What is expected:
Please retype every entry, keeping each one exactly as written.

Records from a collection:

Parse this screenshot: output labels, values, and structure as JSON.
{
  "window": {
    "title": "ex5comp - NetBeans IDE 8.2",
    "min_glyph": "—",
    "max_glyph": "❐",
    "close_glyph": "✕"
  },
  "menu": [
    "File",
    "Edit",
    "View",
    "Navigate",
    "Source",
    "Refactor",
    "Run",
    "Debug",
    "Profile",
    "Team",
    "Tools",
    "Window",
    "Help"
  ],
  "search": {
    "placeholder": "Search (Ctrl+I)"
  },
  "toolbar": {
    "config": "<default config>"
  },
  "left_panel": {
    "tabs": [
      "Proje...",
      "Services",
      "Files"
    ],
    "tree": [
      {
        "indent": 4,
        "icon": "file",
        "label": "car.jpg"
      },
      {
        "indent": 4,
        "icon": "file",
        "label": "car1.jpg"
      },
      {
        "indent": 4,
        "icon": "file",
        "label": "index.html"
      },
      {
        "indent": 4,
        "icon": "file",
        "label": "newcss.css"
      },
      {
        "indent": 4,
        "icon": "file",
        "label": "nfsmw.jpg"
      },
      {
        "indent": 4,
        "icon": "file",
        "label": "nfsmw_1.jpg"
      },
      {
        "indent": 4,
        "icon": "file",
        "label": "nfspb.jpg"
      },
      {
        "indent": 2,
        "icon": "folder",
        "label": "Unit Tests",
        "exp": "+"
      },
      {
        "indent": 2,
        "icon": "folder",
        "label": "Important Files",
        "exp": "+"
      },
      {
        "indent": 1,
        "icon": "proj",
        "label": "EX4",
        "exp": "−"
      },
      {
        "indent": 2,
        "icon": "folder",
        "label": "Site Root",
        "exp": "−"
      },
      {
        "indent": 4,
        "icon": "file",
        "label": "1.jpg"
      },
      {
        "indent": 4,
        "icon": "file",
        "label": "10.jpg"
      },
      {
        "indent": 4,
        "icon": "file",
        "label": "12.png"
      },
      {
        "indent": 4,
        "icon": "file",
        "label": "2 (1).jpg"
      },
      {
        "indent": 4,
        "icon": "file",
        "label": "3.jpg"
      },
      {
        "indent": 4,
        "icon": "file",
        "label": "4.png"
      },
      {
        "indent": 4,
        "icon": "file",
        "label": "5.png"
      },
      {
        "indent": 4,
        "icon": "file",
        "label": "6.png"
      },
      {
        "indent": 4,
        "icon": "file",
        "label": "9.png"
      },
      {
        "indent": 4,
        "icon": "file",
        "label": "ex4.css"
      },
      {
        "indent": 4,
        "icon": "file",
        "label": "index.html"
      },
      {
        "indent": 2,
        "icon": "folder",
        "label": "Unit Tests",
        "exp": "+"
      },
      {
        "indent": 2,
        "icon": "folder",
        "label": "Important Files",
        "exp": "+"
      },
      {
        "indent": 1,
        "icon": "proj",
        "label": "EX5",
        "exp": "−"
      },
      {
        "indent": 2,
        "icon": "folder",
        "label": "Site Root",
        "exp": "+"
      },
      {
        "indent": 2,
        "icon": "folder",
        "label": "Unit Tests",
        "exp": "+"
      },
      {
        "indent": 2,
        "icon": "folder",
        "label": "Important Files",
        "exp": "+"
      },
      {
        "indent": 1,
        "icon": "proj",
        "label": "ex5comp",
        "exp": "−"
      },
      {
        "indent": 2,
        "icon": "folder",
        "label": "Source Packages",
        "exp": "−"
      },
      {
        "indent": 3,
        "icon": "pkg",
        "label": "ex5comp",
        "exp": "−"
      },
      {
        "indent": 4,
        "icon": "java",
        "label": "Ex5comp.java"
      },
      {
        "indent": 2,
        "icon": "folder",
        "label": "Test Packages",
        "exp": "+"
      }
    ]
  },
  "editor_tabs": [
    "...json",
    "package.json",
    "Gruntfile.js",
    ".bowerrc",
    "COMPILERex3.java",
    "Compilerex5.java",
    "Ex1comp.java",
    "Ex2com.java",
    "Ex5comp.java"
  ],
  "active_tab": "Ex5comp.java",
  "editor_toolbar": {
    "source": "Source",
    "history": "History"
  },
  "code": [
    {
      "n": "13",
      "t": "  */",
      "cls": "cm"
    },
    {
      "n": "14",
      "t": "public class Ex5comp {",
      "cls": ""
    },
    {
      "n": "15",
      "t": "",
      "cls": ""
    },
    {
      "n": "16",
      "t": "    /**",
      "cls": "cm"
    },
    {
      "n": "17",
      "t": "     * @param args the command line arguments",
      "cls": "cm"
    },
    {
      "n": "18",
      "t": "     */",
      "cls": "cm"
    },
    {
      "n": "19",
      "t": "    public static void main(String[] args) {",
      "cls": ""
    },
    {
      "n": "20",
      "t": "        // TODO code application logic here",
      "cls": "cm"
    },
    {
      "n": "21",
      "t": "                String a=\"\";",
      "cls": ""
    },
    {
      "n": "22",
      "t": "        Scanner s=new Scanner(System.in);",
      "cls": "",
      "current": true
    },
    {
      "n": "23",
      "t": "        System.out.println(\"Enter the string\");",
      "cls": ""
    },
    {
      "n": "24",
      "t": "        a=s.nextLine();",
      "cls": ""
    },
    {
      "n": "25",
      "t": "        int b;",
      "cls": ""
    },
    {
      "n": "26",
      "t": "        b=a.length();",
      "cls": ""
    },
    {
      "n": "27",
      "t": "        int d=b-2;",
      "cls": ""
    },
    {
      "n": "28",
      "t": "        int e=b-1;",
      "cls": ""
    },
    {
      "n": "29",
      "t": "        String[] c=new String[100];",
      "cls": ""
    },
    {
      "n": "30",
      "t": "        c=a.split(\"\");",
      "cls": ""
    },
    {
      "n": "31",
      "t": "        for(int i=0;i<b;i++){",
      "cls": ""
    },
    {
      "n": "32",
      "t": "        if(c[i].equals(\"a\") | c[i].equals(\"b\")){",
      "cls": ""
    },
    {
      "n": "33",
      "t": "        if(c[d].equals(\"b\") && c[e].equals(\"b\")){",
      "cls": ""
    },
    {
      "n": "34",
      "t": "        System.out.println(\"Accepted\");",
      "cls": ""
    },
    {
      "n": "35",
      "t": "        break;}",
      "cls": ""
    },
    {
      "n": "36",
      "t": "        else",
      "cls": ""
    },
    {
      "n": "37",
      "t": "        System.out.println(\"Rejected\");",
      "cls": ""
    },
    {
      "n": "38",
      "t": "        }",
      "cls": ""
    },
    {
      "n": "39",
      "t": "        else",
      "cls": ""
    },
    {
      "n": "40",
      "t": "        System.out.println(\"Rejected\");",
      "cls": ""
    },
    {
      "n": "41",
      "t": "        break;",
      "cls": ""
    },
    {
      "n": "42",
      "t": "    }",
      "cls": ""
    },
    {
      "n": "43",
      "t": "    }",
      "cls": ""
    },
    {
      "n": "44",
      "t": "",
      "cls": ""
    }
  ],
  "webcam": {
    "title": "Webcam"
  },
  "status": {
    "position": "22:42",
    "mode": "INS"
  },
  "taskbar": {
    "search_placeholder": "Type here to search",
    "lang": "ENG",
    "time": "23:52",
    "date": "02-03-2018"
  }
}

The answer:
Parse this screenshot: output labels, values, and structure as JSON.
{
  "window": {
    "title": "ex5comp - NetBeans IDE 8.2",
    "min_glyph": "—",
    "max_glyph": "❐",
    "close_glyph": "✕"
  },
  "menu": [
    "File",
    "Edit",
    "View",
    "Navigate",
    "Source",
    "Refactor",
    "Run",
    "Debug",
    "Profile",
    "Team",
    "Tools",
    "Window",
    "Help"
  ],
  "search": {
    "placeholder": "Search (Ctrl+I)"
  },
  "toolbar": {
    "config": "<default config>"
  },
  "left_panel": {
    "tabs": [
      "Proje...",
      "Services",
      "Files"
    ],
    "tree": [
      {
        "indent": 4,
        "icon": "file",
        "label": "car.jpg"
      },
      {
        "indent": 4,
        "icon": "file",
        "label": "car1.jpg"
      },
      {
        "indent": 4,
        "icon": "file",
        "label": "index.html"
      },
      {
        "indent": 4,
        "icon": "file",
        "label": "newcss.css"
      },
      {
        "indent": 4,
        "icon": "file",
        "label": "nfsmw.jpg"
      },
      {
        "indent": 4,
        "icon": "file",
        "label": "nfsmw_1.jpg"
      },
      {
        "indent": 4,
        "icon": "file",
        "label": "nfspb.jpg"
      },
      {
        "indent": 2,
        "icon": "folder",
        "label": "Unit Tests",
        "exp": "+"
      },
      {
        "indent": 2,
        "icon": "folder",
        "label": "Important Files",
        "exp": "+"
      },
      {
        "indent": 1,
        "icon": "proj",
        "label": "EX4",
        "exp": "−"
      },
      {
        "indent": 2,
        "icon": "folder",
        "label": "Site Root",
        "exp": "−"
      },
      {
        "indent": 4,
        "icon": "file",
        "label": "1.jpg"
      },
      {
        "indent": 4,
        "icon": "file",
        "label": "10.jpg"
      },
      {
        "indent": 4,
        "icon": "file",
        "label": "12.png"
      },
      {
        "indent": 4,
        "icon": "file",
        "label": "2 (1).jpg"
      },
      {
        "indent": 4,
        "icon": "file",
        "label": "3.jpg"
      },
      {
        "indent": 4,
        "icon": "file",
        "label": "4.png"
      },
      {
        "indent": 4,
        "icon": "file",
        "label": "5.png"
      },
      {
        "indent": 4,
        "icon": "file",
        "label": "6.png"
      },
      {
        "indent": 4,
        "icon": "file",
        "label": "9.png"
      },
      {
        "indent": 4,
        "icon": "file",
        "label": "ex4.css"
      },
      {
        "indent": 4,
        "icon": "file",
        "label": "index.html"
      },
      {
        "indent": 2,
        "icon": "folder",
        "label": "Unit Tests",
        "exp": "+"
      },
      {
        "indent": 2,
        "icon": "folder",
        "label": "Important Files",
        "exp": "+"
      },
      {
        "indent": 1,
        "icon": "proj",
        "label": "EX5",
        "exp": "−"
      },
      {
        "indent": 2,
        "icon": "folder",
        "label": "Site Root",
        "exp": "+"
      },
      {
        "indent": 2,
        "icon": "folder",
        "label": "Unit Tests",
        "exp": "+"
      },
      {
        "indent": 2,
        "icon": "folder",
        "label": "Important Files",
        "exp": "+"
      },
      {
        "indent": 1,
        "icon": "proj",
        "label": "ex5comp",
        "exp": "−"
      },
      {
        "indent": 2,
        "icon": "folder",
        "label": "Source Packages",
        "exp": "−"
      },
      {
        "indent": 3,
        "icon": "pkg",
        "label": "ex5comp",
        "exp": "−"
      },
      {
        "indent": 4,
        "icon": "java",
        "label": "Ex5comp.java"
      },
      {
        "indent": 2,
        "icon": "folder",
        "label": "Test Packages",
        "exp": "+"
      }
    ]
  },
  "editor_tabs": [
    "...json",
    "package.json",
    "Gruntfile.js",
    ".bowerrc",
    "COMPILERex3.java",
    "Compilerex5.java",
    "Ex1comp.java",
    "Ex2com.java",
    "Ex5comp.java"
  ],
  "active_tab": "Ex5comp.java",
  "editor_toolbar": {
    "source": "Source",
    "history": "History"
  },
  "code": [
    {
      "n": "13",
      "t": "  */",
      "cls": "cm"
    },
    {
      "n": "14",
      "t": "public class Ex5comp {",
      "cls": ""
    },
    {
      "n": "15",
      "t": "",
      "cls": ""
    },
    {
      "n": "16",
      "t": "    /**",
      "cls": "cm"
    },
    {
      "n": "17",
      "t": "     * @param args the command line arguments",
      "cls": "cm"
    },
    {
      "n": "18",
      "t": "     */",
      "cls": "cm"
    },
    {
      "n": "19",
      "t": "    public static void main(String[] args) {",
      "cls": ""
    },
    {
      "n": "20",
      "t": "        // TODO code application logic here",
      "cls": "cm"
    },
    {
      "n": "21",
      "t": "                String a=\"\";",
      "cls": ""
    },
    {
      "n": "22",
      "t": "        Scanner s=new Scanner(System.in);",
      "cls": "",
      "current": true
    },
    {
      "n": "23",
      "t": "        System.out.println(\"Enter the string\");",
      "cls": ""
    },
    {
      "n": "24",
      "t": "        a=s.nextLine();",
      "cls": ""
    },
    {
      "n": "25",
      "t": "        int b;",
      "cls": ""
    },
    {
      "n": "26",
      "t": "        b=a.length();",
      "cls": ""
    },
    {
      "n": "27",
      "t": "        int d=b-2;",
      "cls": ""
    },
    {
      "n": "28",
      "t": "        int e=b-1;",
      "cls": ""
    },
    {
      "n": "29",
      "t": "        String[] c=new String[100];",
      "cls": ""
    },
    {
      "n": "30",
      "t": "        c=a.split(\"\");",
      "cls": ""
    },
    {
      "n": "31",
      "t": "        for(int i=0;i<b;i++){",
      "cls": ""
    },
    {
      "n": "32",
      "t": "        if(c[i].equals(\"a\") | c[i].equals(\"b\")){",
      "cls": ""
    },
    {
      "n": "33",
      "t": "        if(c[d].equals(\"b\") && c[e].equals(\"b\")){",
      "cls": ""
    },
    {
      "n": "34",
      "t": "        System.out.println(\"Accepted\");",
      "cls": ""
    },
    {
      "n": "35",
      "t": "        break;}",
      "cls": ""
    },
    {
      "n": "36",
      "t": "        else",
      "cls": ""
    },
    {
      "n": "37",
      "t": "        System.out.println(\"Rejected\");",
      "cls": ""
    },
    {
      "n": "38",
      "t": "        }",
      "cls": ""
    },
    {
      "n": "39",
      "t": "        else",
      "cls": ""
    },
    {
      "n": "40",
      "t": "        System.out.println(\"Rejected\");",
      "cls": ""
    },
    {
      "n": "41",
      "t": "        break;",
      "cls": ""
    },
    {
      "n": "42",
      "t": "    }",
      "cls": ""
    },
    {
      "n": "43",
      "t": "    }",
      "cls": ""
    },
    {
      "n": "44",
      "t": "",
      "cls": ""
    }
  ],
  "webcam": {
    "title": "Webcam"
  },
  "status": {
    "position": "22:42",
    "mode": "INS"
  },
  "taskbar": {
    "search_placeholder": "Type here to search",
    "lang": "ENG",
    "time": "23:52",
    "date": "02-03-2018"
  }
}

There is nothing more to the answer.